Group Helping Canada Research How Not to Get Hacked Was Itself Hacked. From ViceNews. A Canadian non-profit group that has been working with the federal government to research how companies can guard against cyber crimes was itself defaced by an infamous hacker that supports the Islamic State. The attack, claimed by “Don-2”, who has already hacked and defaced a websites from China and India, targeted the Information and Communications Technology Council of Canada and appears to have vandalized the site with messages denouncing Canada’s expansion into the Middle East, including in “Shubra” an area in Egypt. Canadian peacekeepers are currently stationed in the Sinai.
Cyber security Bill nears implementation. From ITWeb. The South African Government’s highly-criticised national Cyber Crimes and Cyber Security Bill (cyber security Bill) will “shortly be taken through the Parliamentary process ahead of implementation”.This is the word from minister in the State Security Agency (SSA), David Mahlobo, who delivered his budget vote speech this week, and said the cyber security Bill had been completed and presented to Cabinet.
- Iran expands cyber warfare forces, attacks critical Western infrastructure. From Debka. Amid Iran’s recent demonstration of its military capabilities including the test-firing of ballistic missiles, which have drawn harsh criticism in the West and resulted in economic sanctions, a group of cyber warfare experts under the direct command of Iran’s Revolutionary Guard Corps has significantly increased its operations in recent months. The fingerprints of the hacker organization that calls itself “Rocket Kitten”, whose IP addresses lead directly to Iranian army command, were discovered again on Tuesday, this time within the computer control system of one of the most sensitive infrastructure facilities in Central Europe.

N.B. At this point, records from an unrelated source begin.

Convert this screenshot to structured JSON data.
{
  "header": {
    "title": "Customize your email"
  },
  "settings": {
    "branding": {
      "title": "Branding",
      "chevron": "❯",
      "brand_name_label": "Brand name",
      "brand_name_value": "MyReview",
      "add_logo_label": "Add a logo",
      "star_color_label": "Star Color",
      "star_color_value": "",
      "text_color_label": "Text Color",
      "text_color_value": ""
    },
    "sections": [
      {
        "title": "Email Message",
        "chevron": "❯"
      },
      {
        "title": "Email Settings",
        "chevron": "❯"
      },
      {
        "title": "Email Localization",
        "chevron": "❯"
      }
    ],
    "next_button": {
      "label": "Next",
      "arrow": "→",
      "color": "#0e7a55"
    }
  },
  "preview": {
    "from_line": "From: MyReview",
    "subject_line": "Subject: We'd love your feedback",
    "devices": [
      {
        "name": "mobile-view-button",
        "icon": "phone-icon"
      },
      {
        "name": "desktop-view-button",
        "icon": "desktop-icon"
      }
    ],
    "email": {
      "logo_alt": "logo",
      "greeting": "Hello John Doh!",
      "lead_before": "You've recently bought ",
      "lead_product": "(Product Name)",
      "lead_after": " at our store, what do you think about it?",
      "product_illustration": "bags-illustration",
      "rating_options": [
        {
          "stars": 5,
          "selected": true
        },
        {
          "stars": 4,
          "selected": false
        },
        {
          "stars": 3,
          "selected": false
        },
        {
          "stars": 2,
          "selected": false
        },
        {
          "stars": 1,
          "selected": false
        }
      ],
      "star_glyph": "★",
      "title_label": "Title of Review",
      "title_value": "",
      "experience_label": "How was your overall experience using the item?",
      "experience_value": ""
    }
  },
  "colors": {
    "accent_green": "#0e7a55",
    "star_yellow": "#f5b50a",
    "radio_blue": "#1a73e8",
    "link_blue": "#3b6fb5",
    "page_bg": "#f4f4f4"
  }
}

Cybersecurity Is Top Concern of IEEE Members. From DesignNews. A new survey of hot technologies from IEEE Computer Society members and non-members from technology companies finds that cybersecurity ranked number one among all industry segments. Fully, 56% to 58% of respondents said cybersecurity is having the greatest impact on their industry.